My response to Singapore‘s Home Affairs Minister on the death penalty

Richard Branson looking pensive
John Armstrong
Virgin Galactic
Richard Branson's signature
Published on 30 October 2022

Below is my response to an open letter I received from Singapore‘s Home Affairs Ministry on 22 October, reacting to my previous statements on the death penalty in Singapore.

Dear Minister Shanmugam,

I thank you and the Ministry for Home Affairs for contacting me last week. I have enormous respect for Singapore and Singaporeans and for everything your country has achieved over the last decades.

It is because of this respect that I feel compelled to speak out when I see things go as horribly wrong as Singapore’s use of the death penalty. And I am not a lone voice raising this. There are many Singaporeans, including lawyers, human rights defenders, civil society organisations, and others, who have consistently expressed the same concerns.

Allow me to share a personal story. When I was young man, my father told me about my grandfather, who was a barrister and then a High Court Judge in the UK over a century ago. According to my father, my grandfather’s greatest regret in life was donning the black cap and sentencing people to death. Nearing the end of his life, he said if there was one thing he could undo, it would have been this. And he told my father he not only disagreed with the principle of the state killing people. He was also genuinely concerned that in the process, innocent people had been and would be executed. History has proven him right, time and again.

Sadly, my grandfather didn’t live to see the day the death penalty was abolished in the UK in 1969. If he had, he would have been overjoyed and pleased to know that abolition had no impact on crime rates in the UK one way or the other. In fact, there is no evidence that the death penalty reduces crime anywhere, not even in Singapore.

Abolition in the UK was soon followed by abolition of the death penalty in nearly all European countries – and now increasingly around the world.

Singapore remains among a very small group of countries, like Iran, Saudi Arabia, North Korea, China, and parts of the US,  which continue to apply the death penalty at scale, and an even smaller group that imposes the death penalty for drug offences – against the expressed position of the UN. As I’ve said many times before, it’s a disproportionate and ineffective response to the world’s drug problems.

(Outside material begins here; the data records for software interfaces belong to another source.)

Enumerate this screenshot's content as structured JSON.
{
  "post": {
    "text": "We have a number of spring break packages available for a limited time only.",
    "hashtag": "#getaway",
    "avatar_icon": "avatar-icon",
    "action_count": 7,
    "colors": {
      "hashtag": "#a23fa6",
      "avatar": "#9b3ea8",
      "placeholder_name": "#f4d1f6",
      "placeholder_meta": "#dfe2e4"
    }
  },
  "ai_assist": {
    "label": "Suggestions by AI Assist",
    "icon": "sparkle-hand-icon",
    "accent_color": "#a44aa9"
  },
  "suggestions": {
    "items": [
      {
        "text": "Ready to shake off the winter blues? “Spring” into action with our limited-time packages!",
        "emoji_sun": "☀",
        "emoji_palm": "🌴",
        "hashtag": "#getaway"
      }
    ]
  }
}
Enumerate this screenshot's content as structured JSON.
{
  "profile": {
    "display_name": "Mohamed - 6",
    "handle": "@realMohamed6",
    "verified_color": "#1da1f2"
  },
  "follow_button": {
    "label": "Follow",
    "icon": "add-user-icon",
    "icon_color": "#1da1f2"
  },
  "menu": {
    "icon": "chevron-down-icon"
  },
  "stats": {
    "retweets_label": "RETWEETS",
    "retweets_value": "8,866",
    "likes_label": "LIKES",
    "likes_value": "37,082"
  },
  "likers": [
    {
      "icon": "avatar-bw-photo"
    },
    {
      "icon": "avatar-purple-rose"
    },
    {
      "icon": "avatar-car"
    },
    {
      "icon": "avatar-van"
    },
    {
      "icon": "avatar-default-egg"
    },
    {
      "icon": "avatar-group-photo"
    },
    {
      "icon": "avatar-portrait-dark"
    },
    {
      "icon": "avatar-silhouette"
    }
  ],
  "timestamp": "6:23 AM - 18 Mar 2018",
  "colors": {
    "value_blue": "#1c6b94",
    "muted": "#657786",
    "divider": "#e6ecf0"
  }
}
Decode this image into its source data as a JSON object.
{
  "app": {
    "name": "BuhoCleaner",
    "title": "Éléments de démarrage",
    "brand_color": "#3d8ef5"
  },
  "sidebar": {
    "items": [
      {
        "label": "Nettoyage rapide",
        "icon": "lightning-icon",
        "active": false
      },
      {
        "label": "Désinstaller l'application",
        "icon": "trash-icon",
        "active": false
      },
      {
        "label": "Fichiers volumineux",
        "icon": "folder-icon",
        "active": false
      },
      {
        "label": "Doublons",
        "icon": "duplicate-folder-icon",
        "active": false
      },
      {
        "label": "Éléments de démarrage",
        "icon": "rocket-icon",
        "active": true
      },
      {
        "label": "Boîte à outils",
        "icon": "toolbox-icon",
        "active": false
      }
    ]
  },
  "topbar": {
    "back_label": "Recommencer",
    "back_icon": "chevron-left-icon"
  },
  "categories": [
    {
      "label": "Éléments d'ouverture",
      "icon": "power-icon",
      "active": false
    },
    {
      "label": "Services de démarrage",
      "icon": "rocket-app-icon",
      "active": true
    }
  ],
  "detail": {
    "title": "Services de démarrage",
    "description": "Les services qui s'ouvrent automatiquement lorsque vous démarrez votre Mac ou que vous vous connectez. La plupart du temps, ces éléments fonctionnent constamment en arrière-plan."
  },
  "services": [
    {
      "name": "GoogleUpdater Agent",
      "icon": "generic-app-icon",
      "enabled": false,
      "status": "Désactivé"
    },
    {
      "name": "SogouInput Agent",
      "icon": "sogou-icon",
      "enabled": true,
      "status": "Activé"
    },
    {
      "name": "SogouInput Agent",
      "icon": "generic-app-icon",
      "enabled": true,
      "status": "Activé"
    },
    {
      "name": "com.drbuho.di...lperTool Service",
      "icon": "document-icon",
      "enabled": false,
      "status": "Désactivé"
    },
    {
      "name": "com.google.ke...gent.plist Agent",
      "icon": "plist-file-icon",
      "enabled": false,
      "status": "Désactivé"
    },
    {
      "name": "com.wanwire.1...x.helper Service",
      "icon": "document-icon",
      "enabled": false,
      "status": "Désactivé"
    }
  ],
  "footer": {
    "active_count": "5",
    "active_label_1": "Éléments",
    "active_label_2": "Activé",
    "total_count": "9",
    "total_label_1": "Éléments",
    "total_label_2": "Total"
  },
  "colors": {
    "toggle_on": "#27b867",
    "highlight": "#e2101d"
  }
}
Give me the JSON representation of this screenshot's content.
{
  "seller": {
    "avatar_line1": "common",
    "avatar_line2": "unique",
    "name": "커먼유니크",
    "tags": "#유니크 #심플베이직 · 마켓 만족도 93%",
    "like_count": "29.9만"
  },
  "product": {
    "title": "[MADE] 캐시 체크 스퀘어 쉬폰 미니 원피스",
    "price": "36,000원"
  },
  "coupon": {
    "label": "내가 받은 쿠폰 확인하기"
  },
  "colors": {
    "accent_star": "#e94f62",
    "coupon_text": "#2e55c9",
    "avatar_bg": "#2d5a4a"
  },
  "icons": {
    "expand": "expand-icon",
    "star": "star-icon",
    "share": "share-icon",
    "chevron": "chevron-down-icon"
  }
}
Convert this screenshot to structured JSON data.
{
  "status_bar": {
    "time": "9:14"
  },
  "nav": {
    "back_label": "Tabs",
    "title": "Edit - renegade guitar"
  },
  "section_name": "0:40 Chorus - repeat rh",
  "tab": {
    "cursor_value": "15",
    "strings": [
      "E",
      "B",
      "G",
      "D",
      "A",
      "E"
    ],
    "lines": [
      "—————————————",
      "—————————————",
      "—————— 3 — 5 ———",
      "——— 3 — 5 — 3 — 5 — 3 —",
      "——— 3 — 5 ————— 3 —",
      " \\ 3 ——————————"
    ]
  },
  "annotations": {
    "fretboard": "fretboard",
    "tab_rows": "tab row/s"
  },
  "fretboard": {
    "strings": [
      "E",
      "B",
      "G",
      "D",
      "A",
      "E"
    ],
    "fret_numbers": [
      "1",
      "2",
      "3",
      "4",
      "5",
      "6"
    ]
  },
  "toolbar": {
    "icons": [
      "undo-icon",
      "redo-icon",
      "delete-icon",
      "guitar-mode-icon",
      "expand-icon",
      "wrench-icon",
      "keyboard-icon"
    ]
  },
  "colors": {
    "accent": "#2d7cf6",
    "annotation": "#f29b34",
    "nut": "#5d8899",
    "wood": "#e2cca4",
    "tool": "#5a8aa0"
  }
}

As you may know, I am part of the Global Commission on Drug Policy, a group of global leaders advocating for lasting reform, including many respected former heads of state and government. We have studied the failed war on drugs for the last 15 years, and with one voice, we urge governments to treat drug use as a health issue, and to stop the needless and ineffective criminalisation of people. The members of the Commission travel the world to engage governments and other stakeholders in constructive dialogue, and I think you should welcome this form of dialogue.

Which brings me to your invitation to come to Singapore for a live television debate with you on the death penalty. I have decided to decline this invitation. Here is why: a television debate - limited in time and scope, always at risk of prioritising personalities over issues - cannot do the complexity of the death penalty any service. It reduces nuanced discourse to soundbites, turns serious debate into spectacle. I can’t imagine that is what you are looking for. What Singapore really needs is a constructive, lasting dialogue involving multiple stakeholders, and a true commitment to transparency and evidence.

The other reason is that this conversation needs local voices. I am a global advocate for abolition of the death penalty, and I will continue to raise the issue wherever I can, as I have for many years. But in this advocacy, we stand on the shoulders of giants. In Singapore’s case, we have been inspired by several people and organisations - advocates, lawyers, journalists - with experience, knowledge and data. The brave thing for you would be to actively engage those Singaporean stakeholders, from Transformative Justice Collective to Mr M Ravi, Nagaenthran Dharmalingam’s courageous lawyer, and regional voices, such as the Anti-Death Penalty Asia Network, and treat them as equals who are just as interested in Singapore’s progress as I’m sure you are. They deserve to be listened to, not ignored, or worse yet, harassed.

And abolition is not, as some argue, a Western concept imposed on the rest of the world. This is about universal human rights and humanity’s shared aspiration to advance equality, justice, dignity, and freedom everywhere, for everyone.

If Singapore abolishes the death penalty, I’d be absolutely delighted and will celebrate with you. I hope you, like my grandfather, will eventually realise that it’s an inhumane, brutal practice that does not save lives - and casts a dark shadow on Singapore’s reputation in the world. There is no evidence to support its continued existence. Just ask those in Singapore who know.


Richard Branson